Work task:
Keep only the lines that hold the string "Conversation", filtering out the rest of the entries below.

(Data about app and page elements)

⟨

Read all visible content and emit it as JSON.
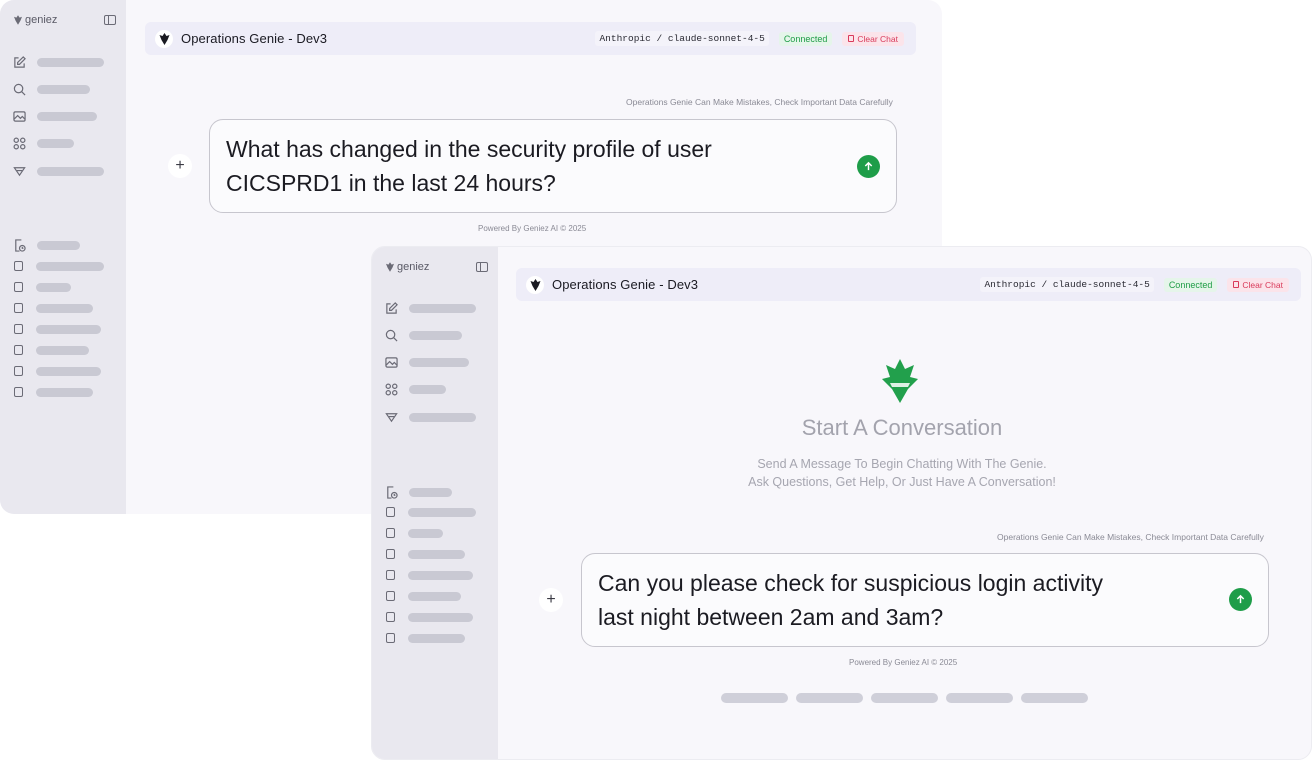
{
  "back_window": {
    "brand": "geniez",
    "header": {
      "title": "Operations Genie - Dev3",
      "model": "Anthropic / claude-sonnet-4-5",
      "status": "Connected",
      "clear_label": "Clear Chat"
    },
    "notice": "Operations Genie Can Make Mistakes, Check Important Data Carefully",
    "input_value": "What has changed in the security profile of user CICSPRD1 in the last 24 hours?",
    "footer": "Powered By Geniez AI © 2025"
  },
  "front_window": {
    "brand": "geniez",
    "header": {
      "title": "Operations Genie - Dev3",
      "model": "Anthropic / claude-sonnet-4-5",
      "status": "Connected",
      "clear_label": "Clear Chat"
    },
    "empty_state": {
      "title": "Start A Conversation",
      "subtitle_line1": "Send A Message To Begin Chatting With The Genie.",
      "subtitle_line2": "Ask Questions, Get Help, Or Just Have A Conversation!"
    },
    "notice": "Operations Genie Can Make Mistakes, Check Important Data Carefully",
    "input_value": "Can you please check for suspicious login activity last night between 2am and 3am?",
    "footer": "Powered By Geniez AI © 2025"
  },
  "icons": {
    "nav": [
      "new-chat-icon",
      "search-icon",
      "image-icon",
      "apps-grid-icon",
      "send-filter-icon"
    ],
    "history_header": "document-history-icon",
    "send": "arrow-up-icon",
    "add": "plus-icon"
  },
  "colors": {
    "accent_green": "#1e9d49",
    "connected_text": "#1f9d46",
    "clear_text": "#d93a5a",
    "sidebar_bg": "#e9e8ef",
    "header_bg": "#eeedf8"
  }
}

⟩

Your response:
      "title": "Start A Conversation",
      "subtitle_line2": "Ask Questions, Get Help, Or Just Have A Conversation!"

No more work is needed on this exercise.